A telephoned complaint from Grant, who was staying at the Plaza Hotel in NYC, to Conrad Hilton, who was in Istanbul at the time, convinced the hotel czar that the Plaza should serve two full English muffins with room service breakfasts, rather than the one-and-a-half they had been serving.
Grant donated his entire salary of $137,000 from The Philadelphia Story (1940) to the British War Relief Fund. Four years later, he donated his salary of $160,000 for Arsenic and Old Lace to British War Relief, the USO and the Red Cross.
Actress, singer, playwright, screenwriter, comedian and sex symbol Mae West was born Mary Jane West 123 years ago today in Bushwick, Brooklyn. Here are 10 MW Did-You-Knows:
West was delivered in her family’s home by her midwife aunt. Her father was a prize fighter and, later, a private investigator.
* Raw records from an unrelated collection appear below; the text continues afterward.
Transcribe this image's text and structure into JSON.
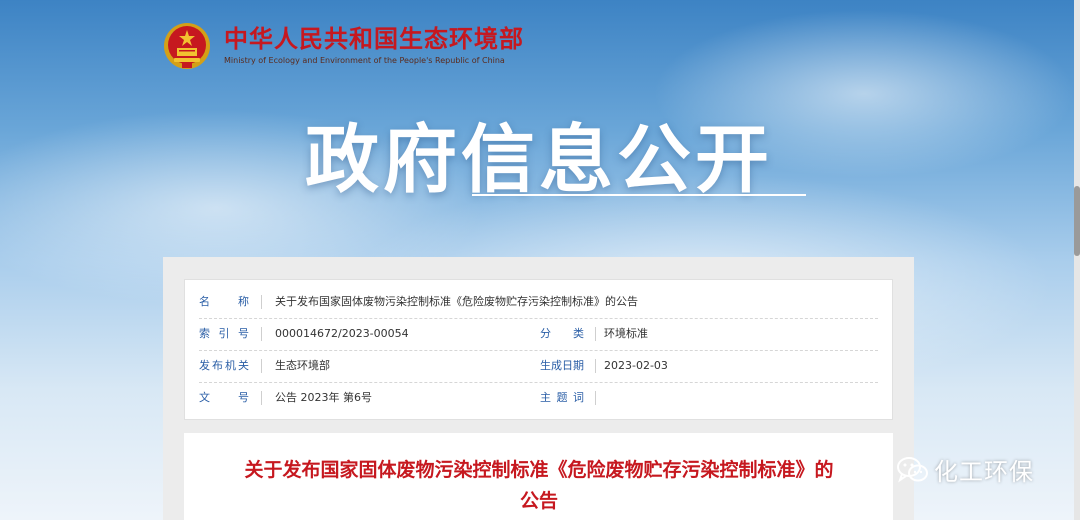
{
  "header": {
    "org_name_cn": "中华人民共和国生态环境部",
    "org_name_en": "Ministry of Ecology and Environment of the People's Republic of China"
  },
  "hero": {
    "title": "政府信息公开"
  },
  "meta": {
    "name_label": "名　称",
    "name_value": "关于发布国家固体废物污染控制标准《危险废物贮存污染控制标准》的公告",
    "index_label": "索 引 号",
    "index_value": "000014672/2023-00054",
    "category_label": "分　类",
    "category_value": "环境标准",
    "issuer_label": "发布机关",
    "issuer_value": "生态环境部",
    "date_label": "生成日期",
    "date_value": "2023-02-03",
    "doc_no_label": "文　号",
    "doc_no_value": "公告 2023年 第6号",
    "keywords_label": "主 题 词",
    "keywords_value": ""
  },
  "article": {
    "title": "关于发布国家固体废物污染控制标准《危险废物贮存污染控制标准》的公告"
  },
  "watermark": {
    "text": "化工环保",
    "icon": "wechat-icon"
  },
  "colors": {
    "brand_red": "#c6181f",
    "label_blue": "#2a5ea6"
  }
}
Her first public performance is said to occurred at the age of five, when, ironically enough, she entertained at a church social at a still-extant Queens establishment called Neir’s Social Hall (now Neir’s Tavern). After that, she performed in local talent shows.
West’s first Broadway appearance came in a 1911 revue called A La Broadway, which was mounted by her former dancing teacher and long-time impresario of juvenile theatrical acts, Ned Wayburn. The revue folded after just eight performances.
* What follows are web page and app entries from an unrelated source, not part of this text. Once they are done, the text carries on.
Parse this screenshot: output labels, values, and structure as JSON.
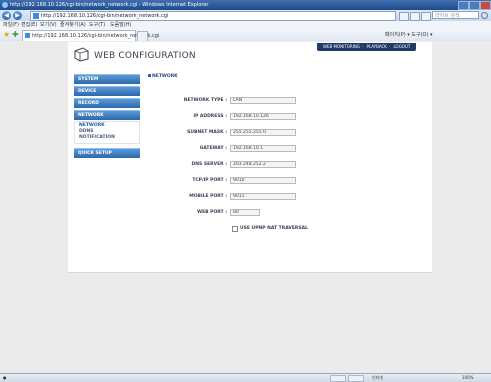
{
  "browser": {
    "title": "http://192.168.10.126/cgi-bin/network_network.cgi - Windows Internet Explorer",
    "url": "http://192.168.10.126/cgi-bin/network_network.cgi",
    "search_placeholder": "라이브 검색",
    "menu": [
      "파일(F)",
      "편집(E)",
      "보기(V)",
      "즐겨찾기(A)",
      "도구(T)",
      "도움말(H)"
    ],
    "tab_title": "http://192.168.10.126/cgi-bin/network_network.cgi",
    "tools": "페이지(P) ▾  도구(O) ▾",
    "status": "인터넷",
    "zoom": "100%"
  },
  "app": {
    "title": "WEB CONFIGURATION",
    "top_nav": [
      "WEB MONITORING",
      "PLAYBACK",
      "LOGOUT"
    ]
  },
  "sidebar": {
    "items": [
      "SYSTEM",
      "DEVICE",
      "RECORD",
      "NETWORK"
    ],
    "sub_items": [
      "NETWORK",
      "DDNS",
      "NOTIFICATION"
    ],
    "active_sub": "NETWORK",
    "quick_setup": "QUICK SETUP"
  },
  "main": {
    "section_title": "NETWORK",
    "fields": [
      {
        "label": "NETWORK TYPE :",
        "value": "LAN"
      },
      {
        "label": "IP ADDRESS :",
        "value": "192.168.10.126"
      },
      {
        "label": "SUBNET MASK :",
        "value": "255.255.255.0"
      },
      {
        "label": "GATEWAY :",
        "value": "192.168.10.1"
      },
      {
        "label": "DNS SERVER :",
        "value": "203.248.252.2"
      },
      {
        "label": "TCP/IP PORT :",
        "value": "9010"
      },
      {
        "label": "MOBILE PORT :",
        "value": "9011"
      },
      {
        "label": "WEB PORT :",
        "value": "80"
      }
    ],
    "upnp_label": "USE UPNP NAT TRAVERSAL",
    "upnp_checked": false
  }
}
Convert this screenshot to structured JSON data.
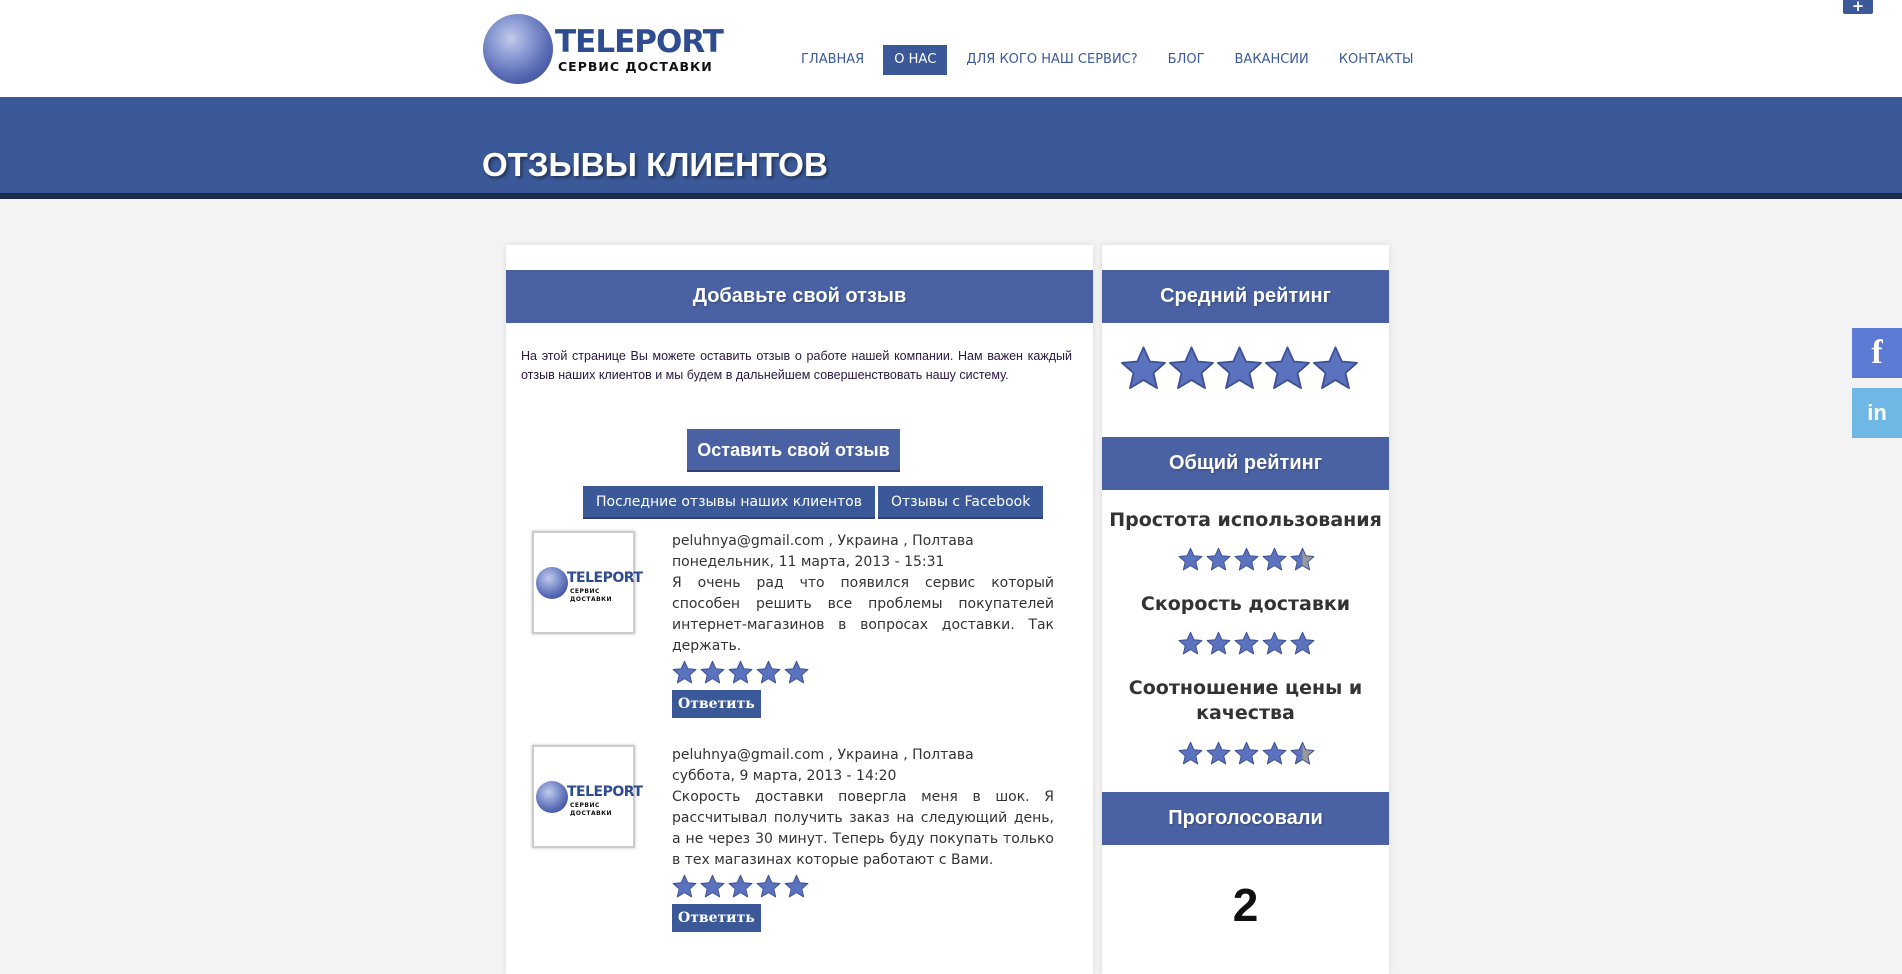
{
  "logo": {
    "title": "TELEPORT",
    "subtitle": "СЕРВИС ДОСТАВКИ"
  },
  "nav": {
    "items": [
      {
        "label": "ГЛАВНАЯ",
        "active": false
      },
      {
        "label": "О НАС",
        "active": true
      },
      {
        "label": "ДЛЯ КОГО НАШ СЕРВИС?",
        "active": false
      },
      {
        "label": "БЛОГ",
        "active": false
      },
      {
        "label": "ВАКАНСИИ",
        "active": false
      },
      {
        "label": "КОНТАКТЫ",
        "active": false
      }
    ]
  },
  "top_corner": {
    "plus_label": "+"
  },
  "banner": {
    "title": "ОТЗЫВЫ КЛИЕНТОВ"
  },
  "social": {
    "facebook_label": "f",
    "linkedin_label": "in"
  },
  "main": {
    "heading": "Добавьте свой отзыв",
    "intro": "На этой странице Вы можете оставить отзыв о работе нашей компании. Нам важен каждый отзыв наших клиентов и мы будем в дальнейшем совершенствовать нашу систему.",
    "leave_button": "Оставить свой отзыв",
    "tabs": [
      "Последние отзывы наших клиентов",
      "Отзывы с Facebook"
    ],
    "reviews": [
      {
        "author": "peluhnya@gmail.com , Украина , Полтава",
        "date": "понедельник, 11 марта, 2013 - 15:31",
        "text": "Я очень рад что появился сервис который способен решить все проблемы покупателей интернет-магазинов в вопросах доставки. Так держать.",
        "rating": 5,
        "reply_label": "Ответить"
      },
      {
        "author": "peluhnya@gmail.com , Украина , Полтава",
        "date": "суббота, 9 марта, 2013 - 14:20",
        "text": "Скорость доставки повергла меня в шок. Я рассчитывал получить заказ на следующий день, а не через 30 минут. Теперь буду покупать только в тех магазинах которые работают с Вами.",
        "rating": 5,
        "reply_label": "Ответить"
      }
    ]
  },
  "sidebar": {
    "avg_heading": "Средний рейтинг",
    "avg_rating": 5,
    "overall_heading": "Общий рейтинг",
    "criteria": [
      {
        "label": "Простота использования",
        "rating": 4.5
      },
      {
        "label": "Скорость доставки",
        "rating": 5
      },
      {
        "label": "Соотношение цены и качества",
        "rating": 4.5
      }
    ],
    "voted_heading": "Проголосовали",
    "voted_count": "2"
  },
  "colors": {
    "brand": "#3b5998",
    "box_head": "#4a62a3",
    "star": "#5b72bf",
    "star_empty": "#9a9a9a"
  },
  "icons": {
    "rating_star": "star-icon",
    "avatar": "teleport-logo-icon",
    "facebook": "facebook-icon",
    "linkedin": "linkedin-icon",
    "plus": "plus-icon"
  }
}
Her first review in The New York Times, when she was 18 years old, stated, “A girl named Mae West, hitherto unknown, pleased by her grotesquerie and snappy way of singing and dancing.”
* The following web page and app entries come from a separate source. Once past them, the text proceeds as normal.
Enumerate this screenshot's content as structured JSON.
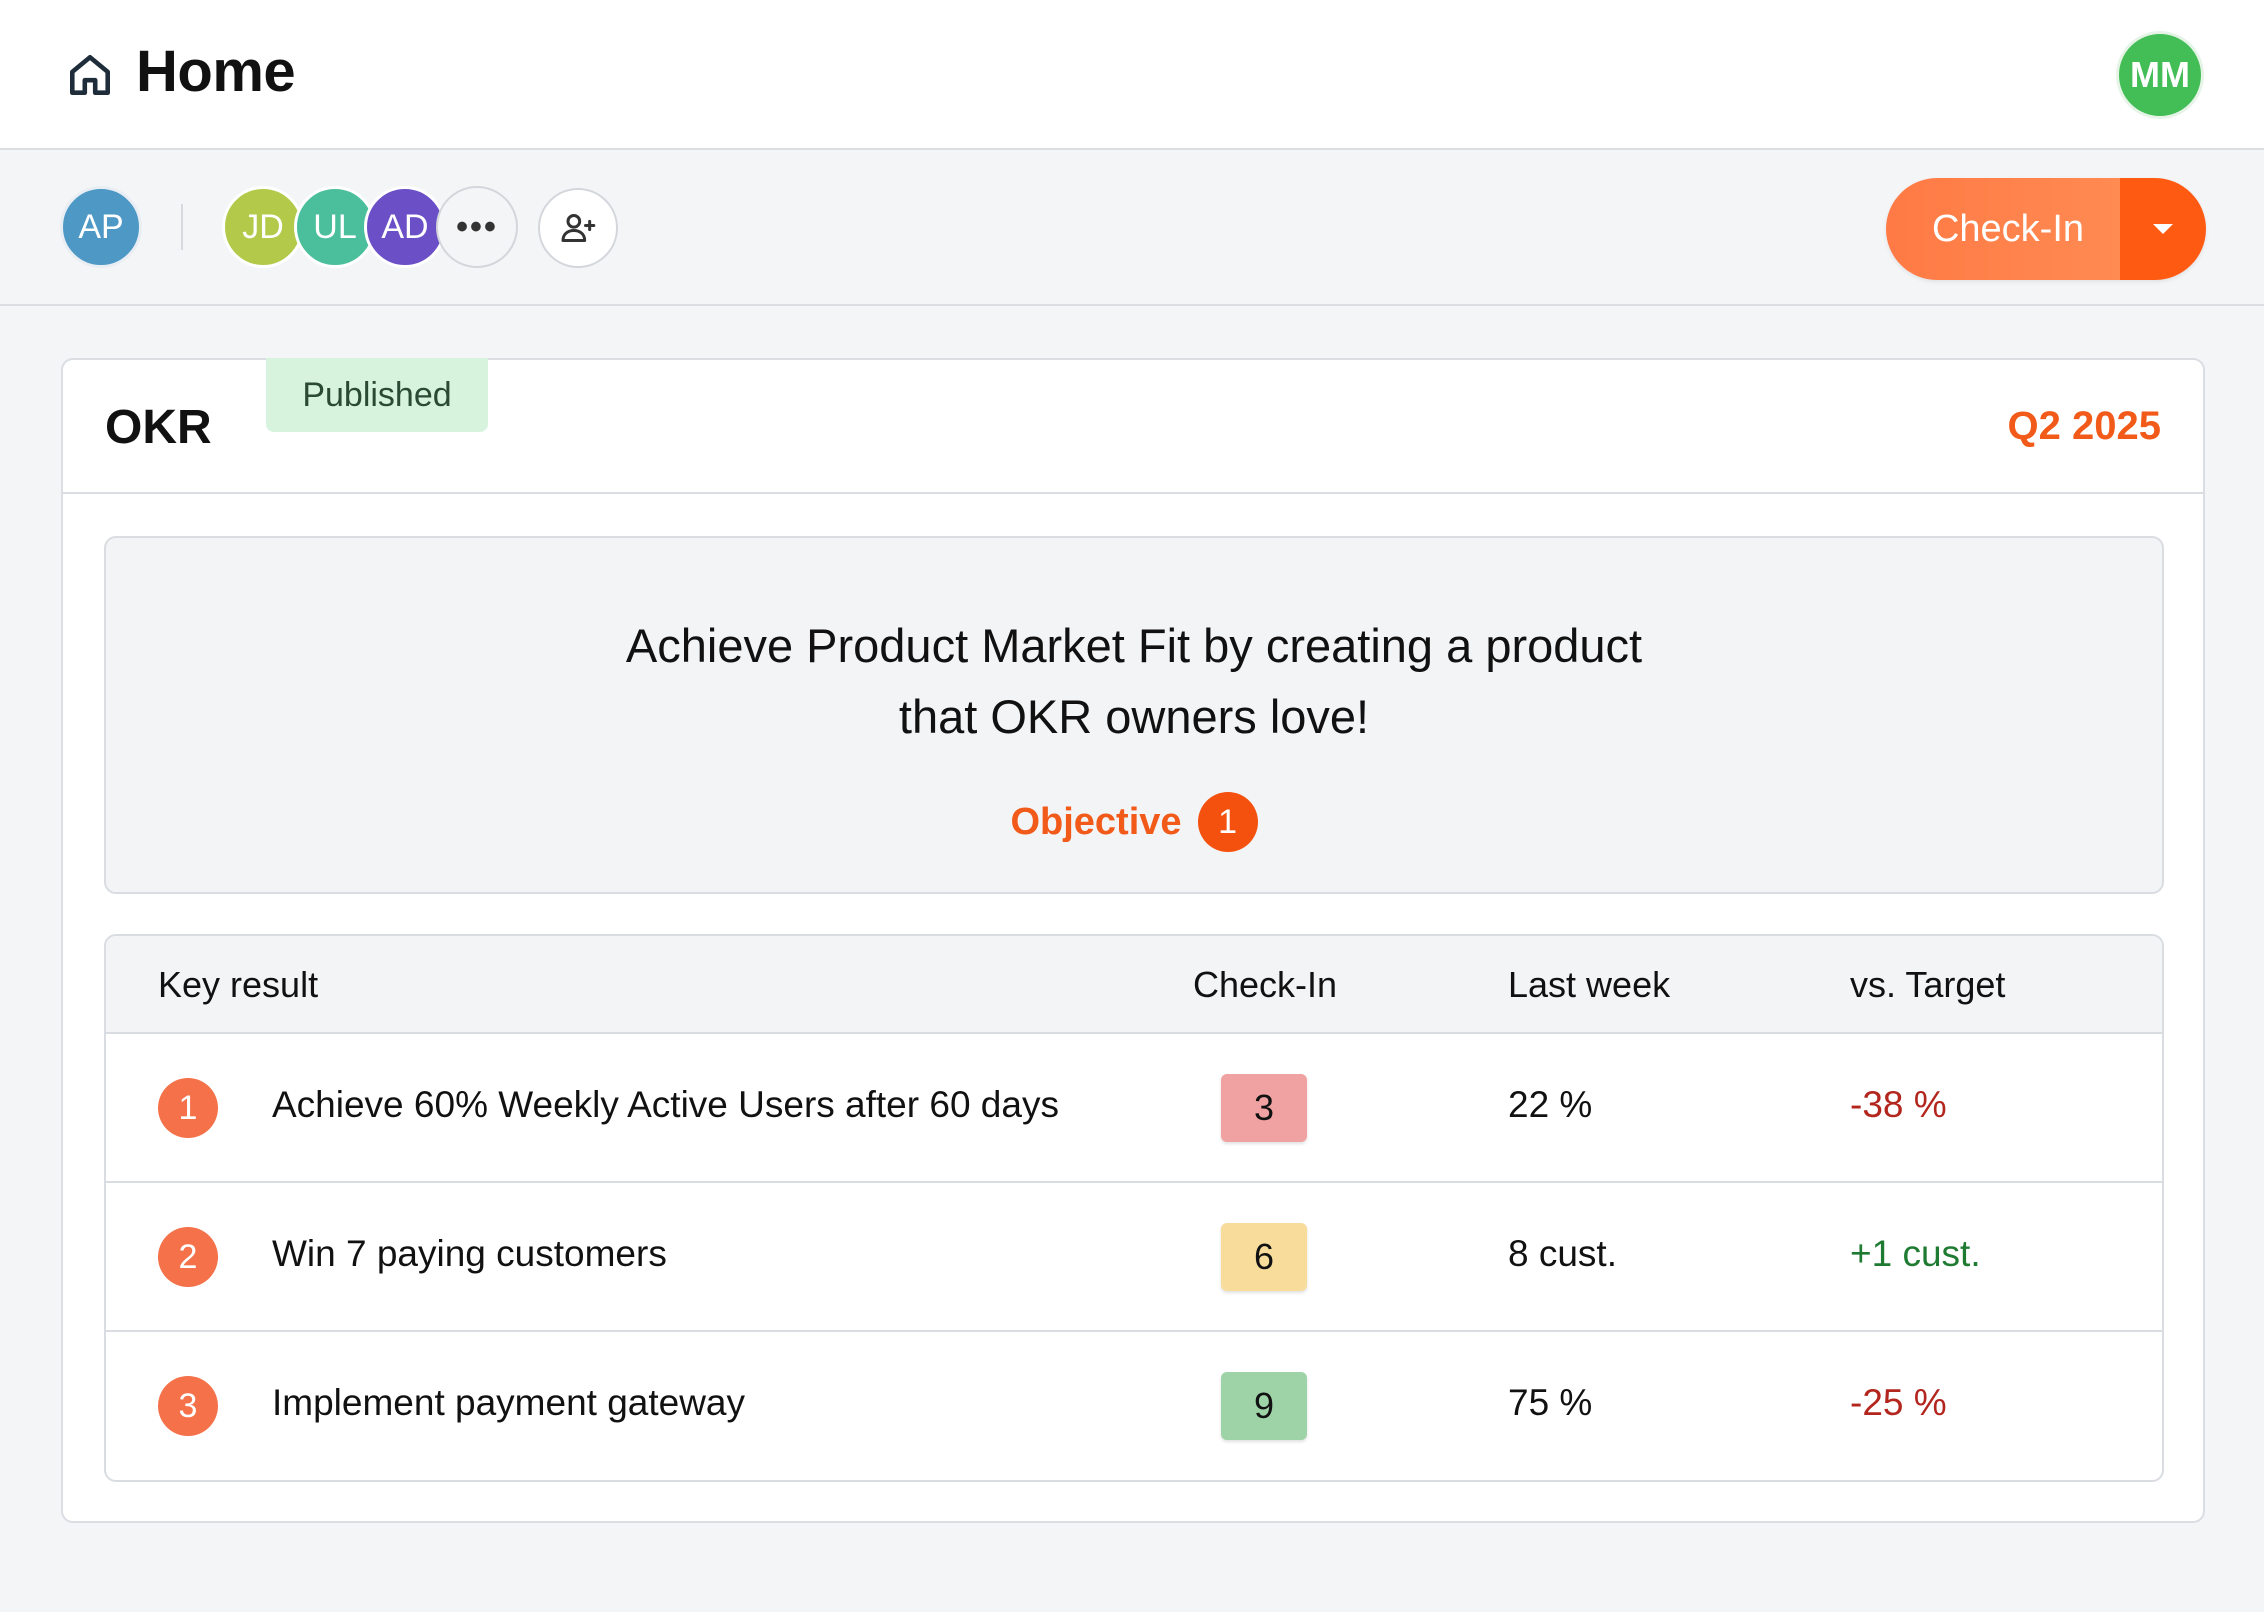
{
  "header": {
    "title": "Home",
    "user_initials": "MM"
  },
  "toolbar": {
    "owner_initials": "AP",
    "members": [
      "JD",
      "UL",
      "AD"
    ],
    "more_label": "•••",
    "checkin_label": "Check-In"
  },
  "okr": {
    "label": "OKR",
    "status": "Published",
    "quarter": "Q2 2025",
    "objective": {
      "text": "Achieve Product Market Fit by creating a product that OKR owners love!",
      "label": "Objective",
      "number": "1"
    },
    "table": {
      "columns": [
        "Key result",
        "Check-In",
        "Last week",
        "vs. Target"
      ],
      "rows": [
        {
          "num": "1",
          "title": "Achieve 60% Weekly Active Users after 60 days",
          "score": "3",
          "last_week": "22 %",
          "vs_target": "-38 %"
        },
        {
          "num": "2",
          "title": "Win 7 paying customers",
          "score": "6",
          "last_week": "8 cust.",
          "vs_target": "+1 cust."
        },
        {
          "num": "3",
          "title": "Implement payment gateway",
          "score": "9",
          "last_week": "75 %",
          "vs_target": "-25 %"
        }
      ]
    }
  },
  "colors": {
    "accent": "#f25a1a",
    "score_low": "#f0a2a2",
    "score_mid": "#f7dc9c",
    "score_high": "#9dd3a6",
    "negative": "#b3261e",
    "positive": "#1f7a32",
    "published_bg": "#d7f3dd"
  },
  "icons": {
    "home": "home-icon",
    "add_member": "user-plus-icon",
    "dropdown": "caret-down-icon"
  }
}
West began writing risqué plays under the name Jane Mast, and her first starring role on Broadway came in a 1926 play she wrote called Sex. Conservative critics and church groups objected to the play, but the production was a hit. Eventually, the pressure put on by the groups led to West being arrested and placed in jail at Jefferson Market Courthouse (it’s now a public library).
West could have paid a fine and remained free, but she opted for a sentence of ten days in jail, figuring it would be good publicity (it was).
Of the twelve pictures West appeared in, she wrote or co-wrote nine of them.
From the 1920s forward, West was an outspoken supporter of gay rights.
West’s 1928 play, Diamond Lil, earned her a ticket to Hollywood (the play was eventually adapted for the screen as She Done Him Wrong and costarred Cary Grant). She was nearly 40 when she signed her first movie contract.
After strict enforcement of the Motion Picture Production Code began in 1934, putting a damper on her popularity (a toned-down Mae West wasn’t as appealing to the public), West performed in nightclubs, mounted a Las Vegas revue, made records (something she’d been doing since the 1930s) and wrote books. Her final film, Sextette (1978), closed out a career that had spanned more than seventy years.
Just two days after winning the Oscar, Saint gave birth to her son Darrell.
Saint’s competition for the role of Edie Doyle in that picture was Elizabeth Montgomery. Saint won the role by a nose.
Saint graduated from Bowling Green State University in 1946. There is a theatre on the campus that is named after her.
Saint’s waist-length hair was cut short for her role as a seductive spy opposite Cary Grant in Alfred Hitchcock‘s North by Northwest; the director insisted it made her more exotic. Hitchcock also personally chose Saint’s outfits for the film during a shopping trip to Bergdorf Goodman in New York City.
Her nickname in high school was “Bubbles.” She was the senior class secretary and also a cheerleader.